» **Exercise**: Find the word "temu" in the records and copy every line where it occurs.

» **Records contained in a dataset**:
━━━━━━━━

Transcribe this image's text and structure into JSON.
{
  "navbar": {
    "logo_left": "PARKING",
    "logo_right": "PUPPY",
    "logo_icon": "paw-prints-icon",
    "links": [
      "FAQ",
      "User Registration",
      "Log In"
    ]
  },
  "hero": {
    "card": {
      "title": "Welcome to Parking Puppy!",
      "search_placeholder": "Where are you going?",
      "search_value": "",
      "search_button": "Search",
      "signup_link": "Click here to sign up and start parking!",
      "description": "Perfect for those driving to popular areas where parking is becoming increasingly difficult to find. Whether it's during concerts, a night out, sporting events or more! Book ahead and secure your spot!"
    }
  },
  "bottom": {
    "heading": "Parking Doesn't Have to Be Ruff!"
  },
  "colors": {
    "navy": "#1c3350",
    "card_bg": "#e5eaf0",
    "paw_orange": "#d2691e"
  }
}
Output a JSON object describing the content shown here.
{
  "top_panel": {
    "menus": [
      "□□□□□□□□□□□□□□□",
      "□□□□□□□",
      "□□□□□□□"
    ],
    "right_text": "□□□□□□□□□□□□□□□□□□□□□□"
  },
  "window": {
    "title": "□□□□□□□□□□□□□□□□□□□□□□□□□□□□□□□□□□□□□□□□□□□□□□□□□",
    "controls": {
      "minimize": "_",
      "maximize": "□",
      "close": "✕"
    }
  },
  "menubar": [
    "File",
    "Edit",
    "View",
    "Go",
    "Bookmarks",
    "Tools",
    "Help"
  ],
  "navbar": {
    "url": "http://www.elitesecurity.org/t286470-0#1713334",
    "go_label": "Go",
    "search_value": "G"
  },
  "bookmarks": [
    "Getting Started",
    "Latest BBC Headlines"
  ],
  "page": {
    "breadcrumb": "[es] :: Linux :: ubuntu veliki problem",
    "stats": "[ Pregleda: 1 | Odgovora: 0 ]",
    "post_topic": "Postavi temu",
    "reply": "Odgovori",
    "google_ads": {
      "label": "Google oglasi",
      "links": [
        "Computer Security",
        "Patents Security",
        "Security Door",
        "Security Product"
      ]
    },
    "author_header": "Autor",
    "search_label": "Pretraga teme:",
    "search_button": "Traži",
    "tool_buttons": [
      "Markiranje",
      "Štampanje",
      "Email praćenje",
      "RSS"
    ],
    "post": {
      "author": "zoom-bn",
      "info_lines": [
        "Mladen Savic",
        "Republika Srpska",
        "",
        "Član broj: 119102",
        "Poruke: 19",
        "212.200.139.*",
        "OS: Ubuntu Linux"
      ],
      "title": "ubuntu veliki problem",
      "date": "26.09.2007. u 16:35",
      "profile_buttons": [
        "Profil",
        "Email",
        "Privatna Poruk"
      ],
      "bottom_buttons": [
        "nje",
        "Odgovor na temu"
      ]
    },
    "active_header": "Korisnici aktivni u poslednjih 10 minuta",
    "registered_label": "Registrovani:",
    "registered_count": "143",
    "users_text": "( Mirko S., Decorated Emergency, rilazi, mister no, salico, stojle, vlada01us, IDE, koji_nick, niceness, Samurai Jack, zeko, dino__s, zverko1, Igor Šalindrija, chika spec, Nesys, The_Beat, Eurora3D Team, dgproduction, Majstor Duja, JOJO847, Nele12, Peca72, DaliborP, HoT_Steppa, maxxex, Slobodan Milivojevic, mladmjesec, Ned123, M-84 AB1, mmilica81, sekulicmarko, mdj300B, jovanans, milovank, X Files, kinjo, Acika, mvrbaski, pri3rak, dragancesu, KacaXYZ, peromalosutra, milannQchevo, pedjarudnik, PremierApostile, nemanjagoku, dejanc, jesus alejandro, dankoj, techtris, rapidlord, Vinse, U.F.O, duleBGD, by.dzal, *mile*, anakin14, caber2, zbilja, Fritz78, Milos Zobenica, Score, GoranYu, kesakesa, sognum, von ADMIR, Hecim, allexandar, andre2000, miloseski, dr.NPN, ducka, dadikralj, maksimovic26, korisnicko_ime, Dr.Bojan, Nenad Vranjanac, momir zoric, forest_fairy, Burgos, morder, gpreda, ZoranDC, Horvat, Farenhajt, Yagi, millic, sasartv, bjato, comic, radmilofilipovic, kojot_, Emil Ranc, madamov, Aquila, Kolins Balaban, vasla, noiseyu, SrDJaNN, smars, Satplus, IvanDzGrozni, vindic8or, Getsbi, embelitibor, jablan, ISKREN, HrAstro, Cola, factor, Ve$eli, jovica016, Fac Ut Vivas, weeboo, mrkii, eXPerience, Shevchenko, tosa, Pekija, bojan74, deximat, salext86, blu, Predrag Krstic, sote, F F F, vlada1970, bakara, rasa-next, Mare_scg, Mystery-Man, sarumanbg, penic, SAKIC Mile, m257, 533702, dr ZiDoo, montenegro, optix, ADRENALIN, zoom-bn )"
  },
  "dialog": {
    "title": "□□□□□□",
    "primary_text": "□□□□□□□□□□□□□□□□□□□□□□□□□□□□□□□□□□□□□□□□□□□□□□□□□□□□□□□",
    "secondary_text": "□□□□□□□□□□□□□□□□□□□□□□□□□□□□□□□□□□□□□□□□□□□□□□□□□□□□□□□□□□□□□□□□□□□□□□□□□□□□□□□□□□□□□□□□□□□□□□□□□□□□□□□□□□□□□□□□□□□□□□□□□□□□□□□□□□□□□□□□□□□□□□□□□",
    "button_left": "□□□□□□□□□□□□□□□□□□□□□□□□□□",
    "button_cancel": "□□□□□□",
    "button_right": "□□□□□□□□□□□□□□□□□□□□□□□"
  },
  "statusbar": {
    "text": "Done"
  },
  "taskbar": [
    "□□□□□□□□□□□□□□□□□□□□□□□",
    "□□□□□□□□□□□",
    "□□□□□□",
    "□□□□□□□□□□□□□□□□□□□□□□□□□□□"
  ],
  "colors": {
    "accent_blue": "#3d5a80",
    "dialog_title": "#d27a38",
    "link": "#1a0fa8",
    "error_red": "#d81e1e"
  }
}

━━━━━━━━

» **Reply to the exercise**:
    "post_topic": "Postavi temu",
        "Odgovor na temu"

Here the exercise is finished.